US8483639May 6, 2008Jul 9, 2013Qualcomm IncorporatedAGC for slicer-based low power demodulator
US8514911May 13, 2009Aug 20, 2013Qualcomm IncorporatedMethod and apparatus for clock drift compensation during acquisition in a wireless communication system
US8527016Apr 26, 2007Sep 3, 2013Qualcomm IncorporatedWireless device communication with multiple peripherals
US8538345Oct 9, 2007Sep 17, 2013Qualcomm IncorporatedApparatus including housing incorporating a radiating element of an antenna
US8552903Apr 16, 2007Oct 8, 2013Qualcomm IncorporatedVerified distance ranging
US8553744Jan 6, 2009Oct 8, 2013Qualcomm IncorporatedPulse arbitration for network communications
US8553745Apr 26, 2007Oct 8, 2013Qualcomm IncorporatedInter-pulse duty cycling
US8553824 *Feb 19, 2009Oct 8, 2013Elbit Systems Of America, LlcMIMO slotted aloha (MSA) system
US8589720May 9, 2008Nov 19, 2013Qualcomm IncorporatedSynchronizing timing mismatch by data insertion
US8600373Apr 26, 2007Dec 3, 2013Qualcomm IncorporatedDynamic distribution of device functionality and resource management
US8612693Oct 5, 2009Dec 17, 2013Qualcomm IncorporatedOptimized transfer of packets in a resource constrained operating environment
US8644396Apr 17, 2007Feb 4, 2014Qualcomm IncorporatedWaveform encoding for wireless applications
US8654868Apr 17, 2007Feb 18, 2014Qualcomm IncorporatedOffloaded processing for wireless applications
US8660128Feb 6, 2012Feb 25, 2014Ibiquity Digital CorporationSystems and methods for a multiport synchronous-asynchronous client for scheduling and delivering content for digital radio broadcast transmission
US8698572Dec 14, 2010Apr 15, 2014Qualcomm IncorporatedDelay line calibration
US8787440Jan 27, 2009Jul 22, 2014Qualcomm IncorporatedDetermination of receive data values
US20070025420 *Apr 6, 2006Feb 1, 2007University Of Victoria Innovation And Development CorporationTransmission and detection in ultrawide band communications
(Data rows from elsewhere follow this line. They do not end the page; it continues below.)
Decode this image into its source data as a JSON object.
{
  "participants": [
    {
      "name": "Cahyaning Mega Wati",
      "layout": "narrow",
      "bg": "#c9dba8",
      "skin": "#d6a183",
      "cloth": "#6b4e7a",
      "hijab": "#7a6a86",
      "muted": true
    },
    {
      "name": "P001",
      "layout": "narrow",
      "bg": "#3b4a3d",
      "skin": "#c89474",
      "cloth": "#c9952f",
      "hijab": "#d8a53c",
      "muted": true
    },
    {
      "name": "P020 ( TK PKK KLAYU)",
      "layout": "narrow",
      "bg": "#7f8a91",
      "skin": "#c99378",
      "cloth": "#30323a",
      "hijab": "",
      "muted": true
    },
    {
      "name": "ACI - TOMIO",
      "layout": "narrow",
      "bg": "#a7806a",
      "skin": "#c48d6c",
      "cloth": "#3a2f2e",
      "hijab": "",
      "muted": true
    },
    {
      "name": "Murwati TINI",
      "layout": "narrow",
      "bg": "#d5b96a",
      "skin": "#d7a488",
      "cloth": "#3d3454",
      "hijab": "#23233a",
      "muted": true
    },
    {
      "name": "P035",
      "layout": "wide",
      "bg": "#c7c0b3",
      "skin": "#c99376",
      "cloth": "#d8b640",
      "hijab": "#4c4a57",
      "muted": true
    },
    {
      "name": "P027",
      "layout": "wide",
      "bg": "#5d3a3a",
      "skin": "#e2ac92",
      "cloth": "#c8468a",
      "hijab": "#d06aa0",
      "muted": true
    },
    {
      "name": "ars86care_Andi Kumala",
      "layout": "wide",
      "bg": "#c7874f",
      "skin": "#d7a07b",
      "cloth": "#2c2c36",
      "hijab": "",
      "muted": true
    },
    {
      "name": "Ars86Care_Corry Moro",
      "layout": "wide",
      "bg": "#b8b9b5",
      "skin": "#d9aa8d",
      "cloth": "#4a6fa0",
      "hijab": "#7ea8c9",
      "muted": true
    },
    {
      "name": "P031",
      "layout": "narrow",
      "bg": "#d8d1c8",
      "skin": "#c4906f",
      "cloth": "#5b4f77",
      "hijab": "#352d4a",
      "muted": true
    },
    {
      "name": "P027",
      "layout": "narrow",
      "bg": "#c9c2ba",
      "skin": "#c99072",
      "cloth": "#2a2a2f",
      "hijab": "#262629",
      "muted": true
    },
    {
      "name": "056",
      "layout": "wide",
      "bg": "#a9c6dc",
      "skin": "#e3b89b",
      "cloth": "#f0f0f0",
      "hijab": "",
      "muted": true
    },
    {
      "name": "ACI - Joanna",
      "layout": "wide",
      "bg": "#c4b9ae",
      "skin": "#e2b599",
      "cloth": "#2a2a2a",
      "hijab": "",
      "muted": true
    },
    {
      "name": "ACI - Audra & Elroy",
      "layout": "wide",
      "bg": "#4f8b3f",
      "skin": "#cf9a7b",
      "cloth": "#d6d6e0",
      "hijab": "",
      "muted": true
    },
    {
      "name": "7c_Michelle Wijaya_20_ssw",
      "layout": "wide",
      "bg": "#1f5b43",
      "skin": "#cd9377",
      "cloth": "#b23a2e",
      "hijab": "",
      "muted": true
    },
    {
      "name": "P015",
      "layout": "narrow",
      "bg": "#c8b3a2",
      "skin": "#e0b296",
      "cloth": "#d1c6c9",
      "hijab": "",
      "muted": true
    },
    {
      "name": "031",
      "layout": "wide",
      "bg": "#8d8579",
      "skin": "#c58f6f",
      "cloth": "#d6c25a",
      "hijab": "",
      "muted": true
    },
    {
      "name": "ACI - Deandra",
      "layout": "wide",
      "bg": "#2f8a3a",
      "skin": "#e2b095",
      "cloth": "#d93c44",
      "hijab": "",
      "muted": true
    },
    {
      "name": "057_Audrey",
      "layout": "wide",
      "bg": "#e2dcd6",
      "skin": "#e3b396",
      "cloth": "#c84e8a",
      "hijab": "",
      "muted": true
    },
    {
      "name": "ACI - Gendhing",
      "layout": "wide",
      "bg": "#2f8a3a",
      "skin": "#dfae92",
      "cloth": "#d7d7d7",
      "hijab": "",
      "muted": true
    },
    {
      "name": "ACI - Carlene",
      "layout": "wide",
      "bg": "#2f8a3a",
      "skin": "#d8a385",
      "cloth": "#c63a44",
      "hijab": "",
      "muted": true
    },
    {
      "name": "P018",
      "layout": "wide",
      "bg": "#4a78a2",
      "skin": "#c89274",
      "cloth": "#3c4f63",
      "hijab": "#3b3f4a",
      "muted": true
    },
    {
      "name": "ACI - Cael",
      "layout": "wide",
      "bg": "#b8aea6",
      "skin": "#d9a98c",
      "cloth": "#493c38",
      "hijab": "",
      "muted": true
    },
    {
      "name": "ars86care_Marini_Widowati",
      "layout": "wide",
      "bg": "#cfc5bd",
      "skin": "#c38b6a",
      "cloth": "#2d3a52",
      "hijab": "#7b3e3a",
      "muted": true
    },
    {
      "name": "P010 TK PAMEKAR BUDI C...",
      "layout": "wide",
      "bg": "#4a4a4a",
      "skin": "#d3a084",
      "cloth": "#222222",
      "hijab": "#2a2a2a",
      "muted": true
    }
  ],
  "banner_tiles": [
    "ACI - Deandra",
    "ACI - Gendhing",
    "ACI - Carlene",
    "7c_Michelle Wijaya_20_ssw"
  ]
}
US20090207954 *Feb 19, 2009Aug 20, 2009Innovative Cocepts, Inc.Mimo slotted aloha (msa) system
WO2011044349A1 *Oct 7, 2010Apr 14, 2011Ibiquity Digital CorporationSystems and methods for transmitting media content via digital radio broadcast transmission for synchronized rendering by a receiver
Classifications
U.S. Classification375/354, 375/E01.001
International ClassificationH04B1/69
Cooperative ClassificationH04B1/69, H04B2001/6908
European ClassificationH04B1/69
Legal Events
DateCodeEventDescription
Sep 19, 2011FPAYFee payment
Year of fee payment: 8
Mar 19, 2011ASAssignment
Free format text: ASSIGNMENT OF ASSIGNORS INTEREST;ASSIGNOR:TIME DOMAIN CORPORATION;REEL/FRAME:025983/0646
Effective date: 20101231
Owner name: TDC ACQUISITION HOLDINGS, INC., ALABAMA
Jun 3, 2008SULPSurcharge for late payment
Jun 3, 2008FPAYFee payment
Year of fee payment: 4
Dec 17, 2007REMIMaintenance fee reminder mailed
Nov 9, 2000ASAssignment
Owner name: TIME DOMAIN CORPORATION, ALABAMA
Free format text: ASSIGNMENT OF ASSIGNORS INTEREST;ASSIGNORS:JONHSON, TIMOTHY A.;JETT, PRESTON;REEL/FRAME:011285/0285
Effective date: 20001102
Owner name: TIME DOMAIN CORPORATION 7057 OLD MADISON PIKEHUNTS
Free format text: ASSIGNMENT OF ASSIGNORS INTEREST;ASSIGNORS:JONHSON, TIMOTHY A. /AR;REEL/FRAME:011285/0285